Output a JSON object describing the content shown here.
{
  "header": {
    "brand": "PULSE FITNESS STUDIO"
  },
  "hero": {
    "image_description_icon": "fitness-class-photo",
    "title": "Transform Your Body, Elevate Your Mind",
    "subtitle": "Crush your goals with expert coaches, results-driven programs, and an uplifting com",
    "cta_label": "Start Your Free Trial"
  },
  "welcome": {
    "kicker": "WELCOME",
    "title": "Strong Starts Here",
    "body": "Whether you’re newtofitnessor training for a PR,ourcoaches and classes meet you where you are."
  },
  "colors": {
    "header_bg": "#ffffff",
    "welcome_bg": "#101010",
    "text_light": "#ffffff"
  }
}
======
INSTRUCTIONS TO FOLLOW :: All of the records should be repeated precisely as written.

OUTPUT OF THE EXERCISE ::
Output a JSON object describing the content shown here.
{
  "header": {
    "brand": "PULSE FITNESS STUDIO"
  },
  "hero": {
    "image_description_icon": "fitness-class-photo",
    "title": "Transform Your Body, Elevate Your Mind",
    "subtitle": "Crush your goals with expert coaches, results-driven programs, and an uplifting com",
    "cta_label": "Start Your Free Trial"
  },
  "welcome": {
    "kicker": "WELCOME",
    "title": "Strong Starts Here",
    "body": "Whether you’re newtofitnessor training for a PR,ourcoaches and classes meet you where you are."
  },
  "colors": {
    "header_bg": "#ffffff",
    "welcome_bg": "#101010",
    "text_light": "#ffffff"
  }
}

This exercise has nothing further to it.